--- Exercise aim ---
Scan the records below for the word "initial". Copy each line where it appears.

- Opening Delimiter -

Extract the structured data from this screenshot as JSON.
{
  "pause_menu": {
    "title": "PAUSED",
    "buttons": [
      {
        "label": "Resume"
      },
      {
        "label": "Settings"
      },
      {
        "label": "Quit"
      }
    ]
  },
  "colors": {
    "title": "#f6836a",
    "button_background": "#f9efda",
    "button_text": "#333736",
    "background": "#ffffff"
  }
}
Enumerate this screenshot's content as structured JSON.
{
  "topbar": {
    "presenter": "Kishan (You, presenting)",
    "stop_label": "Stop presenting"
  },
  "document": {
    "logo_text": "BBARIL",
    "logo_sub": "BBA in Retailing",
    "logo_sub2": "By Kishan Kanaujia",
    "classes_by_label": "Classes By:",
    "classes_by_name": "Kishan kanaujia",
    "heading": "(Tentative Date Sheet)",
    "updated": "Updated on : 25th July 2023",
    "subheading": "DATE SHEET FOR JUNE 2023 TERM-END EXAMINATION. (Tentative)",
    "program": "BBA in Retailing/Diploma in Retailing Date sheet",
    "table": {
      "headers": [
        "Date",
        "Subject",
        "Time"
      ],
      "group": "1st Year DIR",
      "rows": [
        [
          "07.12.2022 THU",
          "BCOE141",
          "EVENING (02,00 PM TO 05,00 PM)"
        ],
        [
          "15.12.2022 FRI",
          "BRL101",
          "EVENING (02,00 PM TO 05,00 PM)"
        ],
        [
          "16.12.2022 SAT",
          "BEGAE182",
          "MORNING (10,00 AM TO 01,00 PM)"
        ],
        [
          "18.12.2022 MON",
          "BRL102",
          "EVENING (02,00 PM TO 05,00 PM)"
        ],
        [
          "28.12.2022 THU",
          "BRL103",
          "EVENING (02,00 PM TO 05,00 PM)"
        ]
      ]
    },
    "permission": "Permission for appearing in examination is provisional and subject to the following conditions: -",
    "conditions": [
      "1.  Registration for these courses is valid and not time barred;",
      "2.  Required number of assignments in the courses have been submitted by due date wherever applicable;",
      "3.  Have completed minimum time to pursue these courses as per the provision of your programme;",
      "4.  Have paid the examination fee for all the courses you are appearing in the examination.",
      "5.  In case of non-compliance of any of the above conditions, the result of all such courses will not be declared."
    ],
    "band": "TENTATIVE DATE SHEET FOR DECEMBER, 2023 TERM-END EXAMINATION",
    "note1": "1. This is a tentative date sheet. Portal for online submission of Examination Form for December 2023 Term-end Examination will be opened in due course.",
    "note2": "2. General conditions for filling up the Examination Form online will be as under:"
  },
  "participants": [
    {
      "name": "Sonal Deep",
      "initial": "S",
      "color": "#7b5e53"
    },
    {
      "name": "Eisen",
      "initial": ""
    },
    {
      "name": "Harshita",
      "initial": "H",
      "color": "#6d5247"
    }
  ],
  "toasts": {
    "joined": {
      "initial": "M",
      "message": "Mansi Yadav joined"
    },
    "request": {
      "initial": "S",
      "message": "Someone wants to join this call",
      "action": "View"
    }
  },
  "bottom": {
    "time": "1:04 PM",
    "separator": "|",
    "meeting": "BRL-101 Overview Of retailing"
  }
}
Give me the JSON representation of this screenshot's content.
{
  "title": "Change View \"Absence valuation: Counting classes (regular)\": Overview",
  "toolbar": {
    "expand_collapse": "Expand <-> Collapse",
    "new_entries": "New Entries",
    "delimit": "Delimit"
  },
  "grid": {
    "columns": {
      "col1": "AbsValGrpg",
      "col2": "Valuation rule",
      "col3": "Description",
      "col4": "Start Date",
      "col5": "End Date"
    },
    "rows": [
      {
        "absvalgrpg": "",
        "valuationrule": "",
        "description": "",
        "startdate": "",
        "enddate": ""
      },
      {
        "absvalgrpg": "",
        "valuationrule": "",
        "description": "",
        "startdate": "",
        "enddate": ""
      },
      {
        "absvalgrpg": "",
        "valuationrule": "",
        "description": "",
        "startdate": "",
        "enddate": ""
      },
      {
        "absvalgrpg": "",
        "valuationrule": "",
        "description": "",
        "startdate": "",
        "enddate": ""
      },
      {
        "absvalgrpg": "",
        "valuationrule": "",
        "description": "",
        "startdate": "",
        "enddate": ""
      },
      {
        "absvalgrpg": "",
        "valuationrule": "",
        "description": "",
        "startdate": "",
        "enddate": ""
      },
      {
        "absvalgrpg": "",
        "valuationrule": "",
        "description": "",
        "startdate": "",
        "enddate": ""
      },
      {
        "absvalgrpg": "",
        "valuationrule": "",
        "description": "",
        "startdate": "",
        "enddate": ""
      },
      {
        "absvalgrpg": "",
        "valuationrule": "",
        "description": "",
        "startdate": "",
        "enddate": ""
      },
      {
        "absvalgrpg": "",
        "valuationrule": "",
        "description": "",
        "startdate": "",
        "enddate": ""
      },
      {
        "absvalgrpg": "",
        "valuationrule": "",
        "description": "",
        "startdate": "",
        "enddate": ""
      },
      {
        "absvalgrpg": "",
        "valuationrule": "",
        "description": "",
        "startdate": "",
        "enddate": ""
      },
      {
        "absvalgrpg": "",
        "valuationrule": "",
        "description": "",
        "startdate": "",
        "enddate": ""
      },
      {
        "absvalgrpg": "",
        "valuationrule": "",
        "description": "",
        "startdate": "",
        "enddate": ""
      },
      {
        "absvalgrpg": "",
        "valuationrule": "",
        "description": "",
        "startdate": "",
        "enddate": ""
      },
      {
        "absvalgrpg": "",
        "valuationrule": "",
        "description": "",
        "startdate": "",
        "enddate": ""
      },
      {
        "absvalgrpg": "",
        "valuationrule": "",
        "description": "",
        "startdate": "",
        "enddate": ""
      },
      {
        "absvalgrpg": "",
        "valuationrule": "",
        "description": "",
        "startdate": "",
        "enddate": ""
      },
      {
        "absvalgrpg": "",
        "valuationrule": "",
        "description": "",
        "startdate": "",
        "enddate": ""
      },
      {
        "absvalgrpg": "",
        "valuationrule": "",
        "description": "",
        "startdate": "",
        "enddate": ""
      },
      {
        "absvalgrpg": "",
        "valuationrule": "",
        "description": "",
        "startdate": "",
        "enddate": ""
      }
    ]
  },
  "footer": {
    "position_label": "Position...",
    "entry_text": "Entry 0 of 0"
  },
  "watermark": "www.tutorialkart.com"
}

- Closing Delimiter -

--- Solution ---
      "initial": "S",
      "initial": ""
      "initial": "H",
      "initial": "M",
      "initial": "S",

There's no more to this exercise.